According to a company blog post Thursday, Check Point Software Technologies detected a "massive" surge in SQL Slammer attacks between Nov. 28 and Dec. 4, 2016. "What we've been seeing is not the actual worm, but its attempts to reach more servers," said Maya Horowitz, group manager, threat Intelligence at Check Point, in an email interview with SC Media. "Therefore we cannot know for sure if any changes have been [made to] the worm or the vulnerabilities it exploits."

When it first surfaced in 2003, the worm managed to infect tens of thousands of servers and routers in a matter of minutes by exploiting a buffer overflow vulnerability (CVE-2002-0649) in Microsoft SQL Server 2000 or Microsoft SQL Server Data Engine 2000 – both of which are no longer supported.

These infected, exploited machines would then bombard ransom IP addresses with an enormous stream of malicious packets that would infect other vulnerable systems, while simultaneously overloading Internet-based network devices with traffic.

Microsoft patched this vulnerability in Jan. 2003 and over the years has issued multiple new versions of the affected products.

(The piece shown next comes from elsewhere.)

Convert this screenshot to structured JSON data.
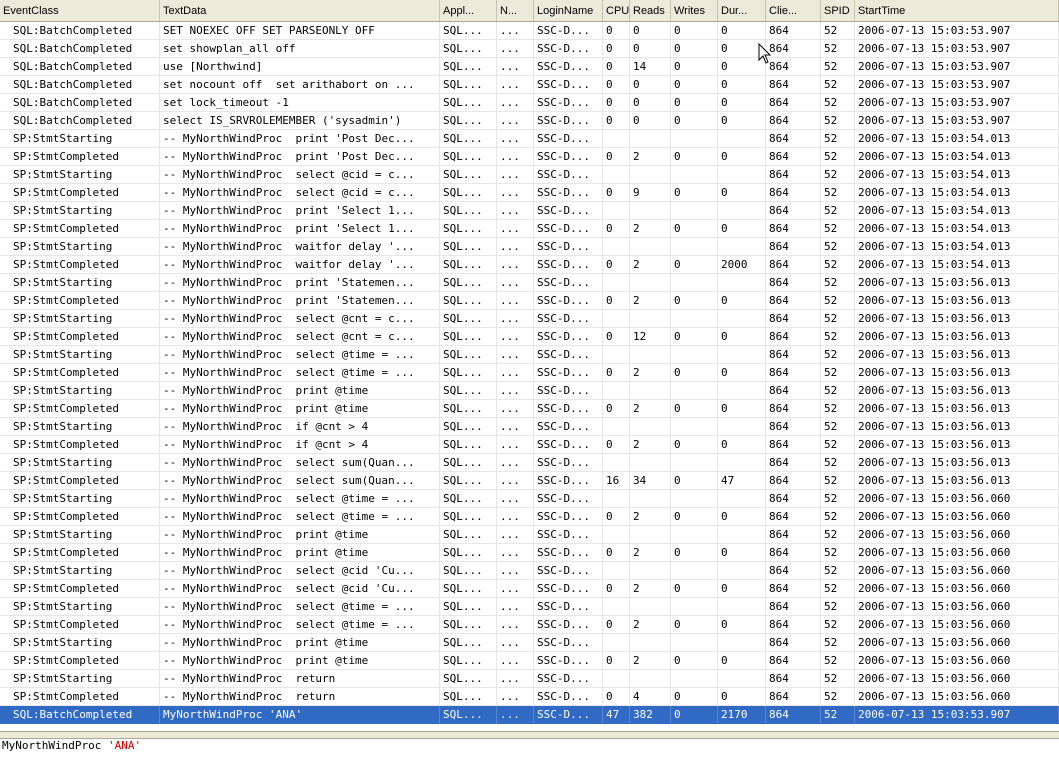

This makes these latest attacks ever stranger, because unless the worm has evolved in some way, it is hard to imagine that users remain susceptible to this threat.

"One theory to why it's attempting to make a comeback is that cybercriminals are seeking easy ways to cause DoS and slow down the entire Internet, just like with the recent Mirai botnet," said Horowitz. "And reusing old malware is the easiest way."